In the year 2000, the Japanese government granted citizenship to 15,000 people. That’s it. That’s a pretty good indicator right there of how little they want you there. You know how many people the US granted citizenship to? Almost 900,000. Now you might be saying, “The US is a much bigger country!” and you would be right, but France isn’t, and even France took in 150,000 people. France! Or how about this: Throughout the 90’s, the US took in 47% of all people seeking asylum. Japan? 9%. Real nice there guys. Nicely done. The consummate hosts.

How many non-native citizens have we here in the US? Well shit. I lost count. They almost outnumber the natives! Hell, I arrived here in LA and was directed to my baggage by a nice fellow whom I could barely understand. And you know what? That’s great. Fine with me! At least he spoke something, and provided he wasn’t here illegally, more power to him! More power to them all! Especially the Mexicans! They have great food and beer. Do you see what I am saying? Do you see how ridiculous it is in Japan?

And for a country that is so paranoid about foreigners, they certainly love foreign cultures. When I think about what I enjoyed doing in Japan, here is what I think of:

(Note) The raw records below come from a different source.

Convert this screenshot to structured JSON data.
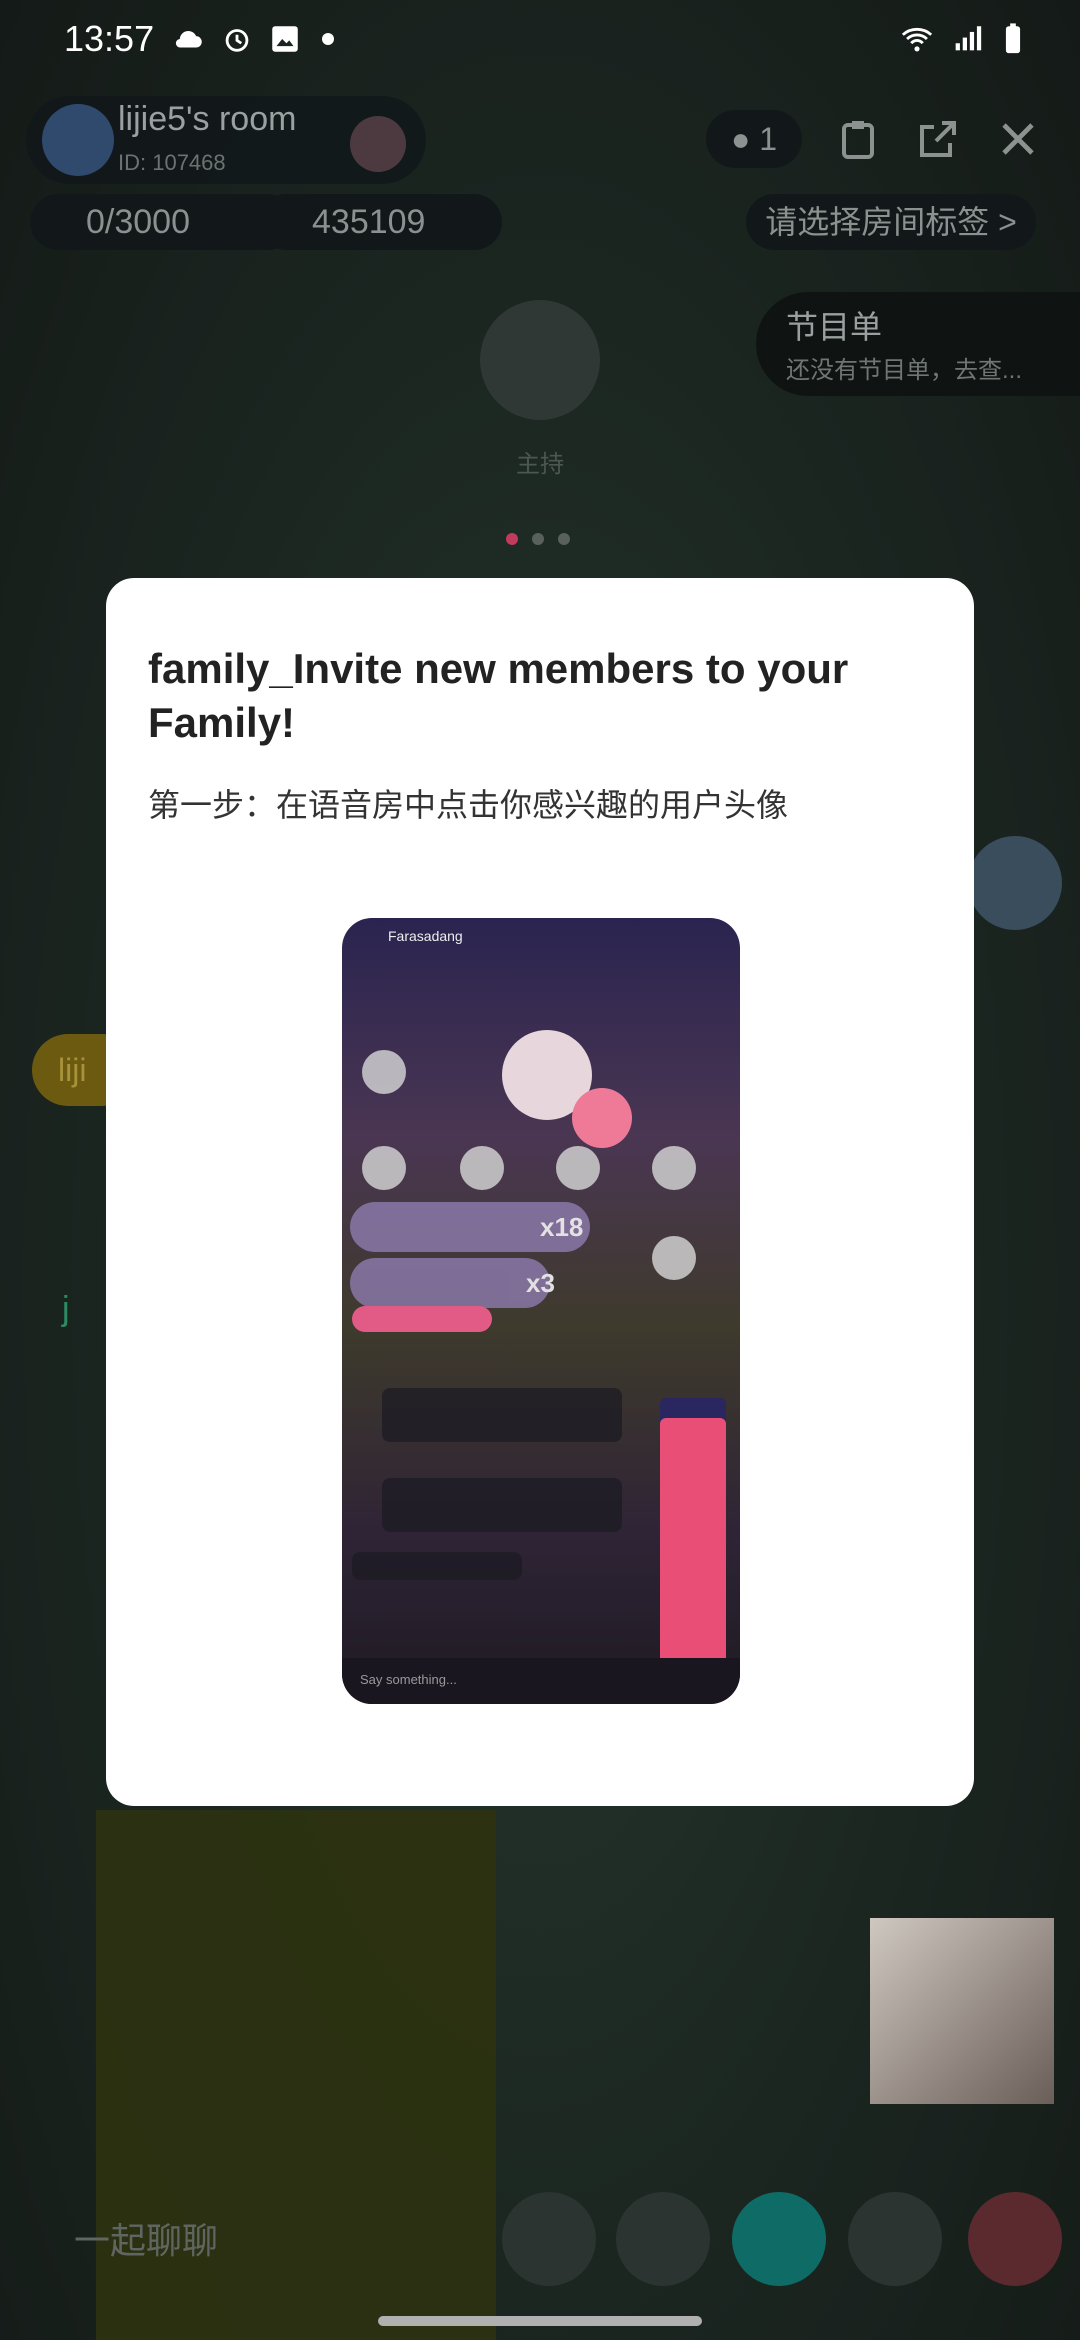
{
  "status_bar": {
    "time": "13:57"
  },
  "room": {
    "name": "lijie5's room",
    "id_text": "ID: 107468",
    "user_count": "1",
    "hot_value": "0/3000",
    "star_value": "435109",
    "tag_placeholder": "请选择房间标签 >",
    "program_title": "节目单",
    "program_subtitle": "还没有节目单，去查...",
    "host_label": "主持",
    "side_bubble_text": "liji",
    "chat_left_char": "j",
    "chat_placeholder": "一起聊聊"
  },
  "modal": {
    "title": "family_Invite new members to your Family!",
    "step_text": "第一步：在语音房中点击你感兴趣的用户头像",
    "preview": {
      "room_name": "Farasadang",
      "gift1_count": "x18",
      "gift2_count": "x3",
      "chat_placeholder": "Say something..."
    }
  },
  "colors": {
    "accent_pink": "#c23b5d",
    "modal_bg": "#ffffff"
  }
}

Sipping a Martini (western drink) at the Jazz Bar (western music) and smoking a cigar (from the Dominican Republic)

Drinking (Italian) wine at the (Italian) Fiorentina Restraunt.

Eating (Indian) food at Santoshi

Bowling (Western)

Ramen (Chinese)

Yakiniku (Korean)

I think you get the point. And now that I look at this list I made, I wonder how the hell I could have spent twenty thousand dollars on that.

I honestly think it’s the physical act of moving oneself that keeps many of the people in Toyama. I bet if it weren’t for the fact that it is a huge bitch to get up and go, a whole lot more people would have got up and went. The turnover rate of that ken would be like a McDonald’s.

So thank you Japan, really, thank you very much for something. I just haven’t figured out what yet.

Saturday, July 15, 2006

Many of you back home still don't believe that some Japanese students can sleep right in your face and not care. It is with you doubters in mind that I present this montage, aptly entitled "Teaching at Koho"

Are you sleeping...

Are you sleeping...
Brother John?
Brother John?
Morning Bells Are Ringing...
Morning Bells Are Ringing...
Ding Dang Dong...

Ding Dang Dong...